↓
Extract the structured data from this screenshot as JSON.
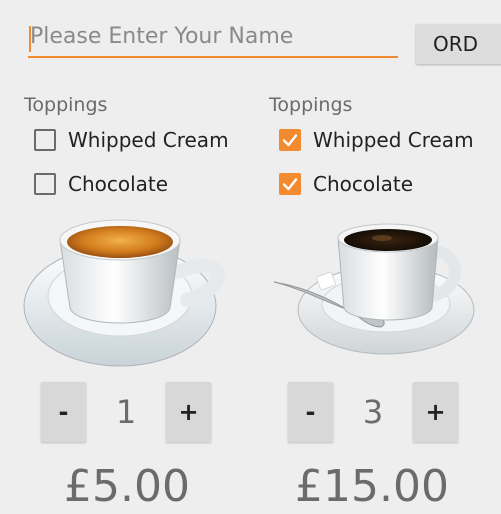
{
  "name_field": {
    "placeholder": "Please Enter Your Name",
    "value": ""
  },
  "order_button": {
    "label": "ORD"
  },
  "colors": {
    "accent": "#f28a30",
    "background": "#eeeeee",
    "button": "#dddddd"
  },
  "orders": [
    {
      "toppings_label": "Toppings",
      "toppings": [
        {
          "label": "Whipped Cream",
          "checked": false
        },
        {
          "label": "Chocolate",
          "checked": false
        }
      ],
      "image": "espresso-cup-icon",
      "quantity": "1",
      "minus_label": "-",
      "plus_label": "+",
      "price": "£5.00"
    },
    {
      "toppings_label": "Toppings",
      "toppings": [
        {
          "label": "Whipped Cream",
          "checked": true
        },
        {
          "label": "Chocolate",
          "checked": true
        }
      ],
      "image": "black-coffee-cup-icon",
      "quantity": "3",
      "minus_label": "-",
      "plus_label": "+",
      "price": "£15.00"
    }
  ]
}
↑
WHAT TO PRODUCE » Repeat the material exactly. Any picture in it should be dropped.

TASK SOLUTION »
Extract the structured data from this screenshot as JSON.
{
  "name_field": {
    "placeholder": "Please Enter Your Name",
    "value": ""
  },
  "order_button": {
    "label": "ORD"
  },
  "colors": {
    "accent": "#f28a30",
    "background": "#eeeeee",
    "button": "#dddddd"
  },
  "orders": [
    {
      "toppings_label": "Toppings",
      "toppings": [
        {
          "label": "Whipped Cream",
          "checked": false
        },
        {
          "label": "Chocolate",
          "checked": false
        }
      ],
      "image": "espresso-cup-icon",
      "quantity": "1",
      "minus_label": "-",
      "plus_label": "+",
      "price": "£5.00"
    },
    {
      "toppings_label": "Toppings",
      "toppings": [
        {
          "label": "Whipped Cream",
          "checked": true
        },
        {
          "label": "Chocolate",
          "checked": true
        }
      ],
      "image": "black-coffee-cup-icon",
      "quantity": "3",
      "minus_label": "-",
      "plus_label": "+",
      "price": "£15.00"
    }
  ]
}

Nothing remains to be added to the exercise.